** Excerpts from an interface dataset **
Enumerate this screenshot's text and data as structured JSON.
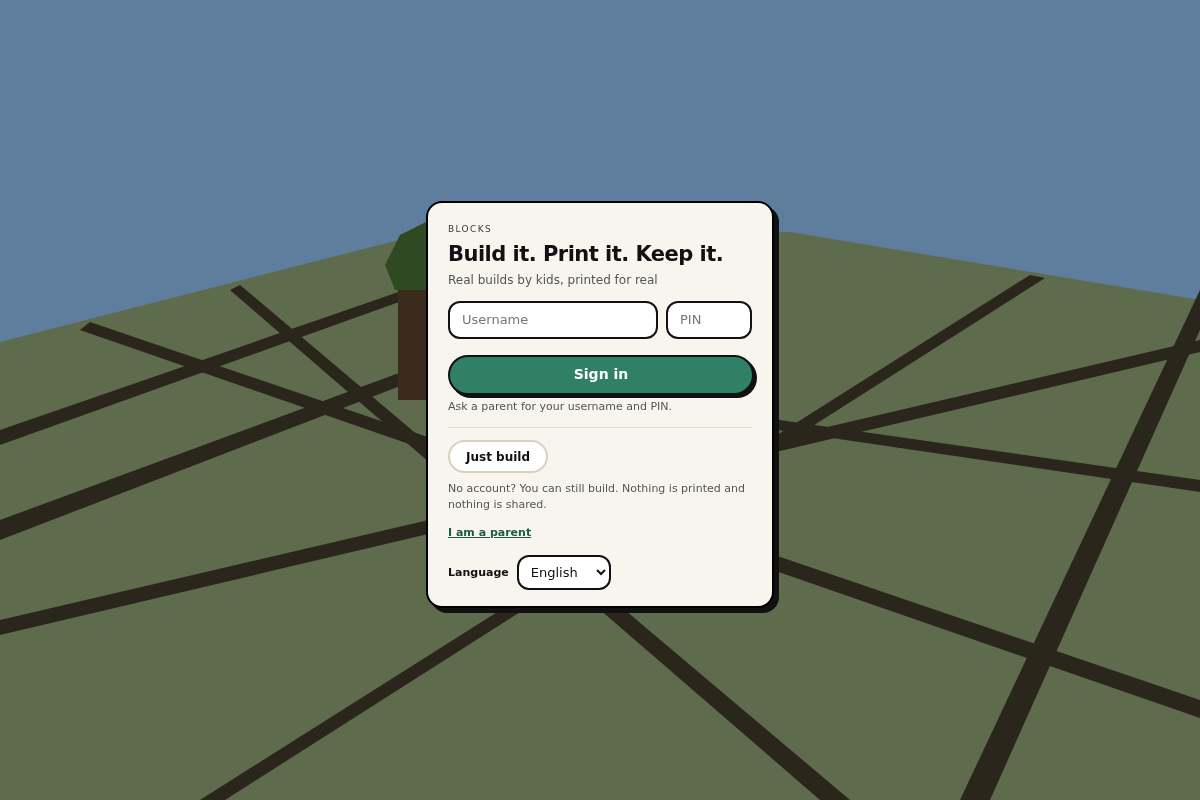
{
  "brand": "BLOCKS",
  "title": "Build it. Print it. Keep it.",
  "subtitle": "Real builds by kids, printed for real",
  "username": {
    "placeholder": "Username"
  },
  "pin": {
    "placeholder": "PIN"
  },
  "sign_in_button": "Sign in",
  "help_text": "Ask a parent for your username and PIN.",
  "guest_button": "Just build",
  "guest_note": "No account? You can still build. Nothing is printed and nothing is shared.",
  "parent_link": "I am a parent",
  "language": {
    "label": "Language",
    "value": "English"
  }
}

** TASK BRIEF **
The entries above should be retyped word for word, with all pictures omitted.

** COMPLETED EXERCISE **
Enumerate this screenshot's text and data as structured JSON.
{
  "brand": "BLOCKS",
  "title": "Build it. Print it. Keep it.",
  "subtitle": "Real builds by kids, printed for real",
  "username": {
    "placeholder": "Username"
  },
  "pin": {
    "placeholder": "PIN"
  },
  "sign_in_button": "Sign in",
  "help_text": "Ask a parent for your username and PIN.",
  "guest_button": "Just build",
  "guest_note": "No account? You can still build. Nothing is printed and nothing is shared.",
  "parent_link": "I am a parent",
  "language": {
    "label": "Language",
    "value": "English"
  }
}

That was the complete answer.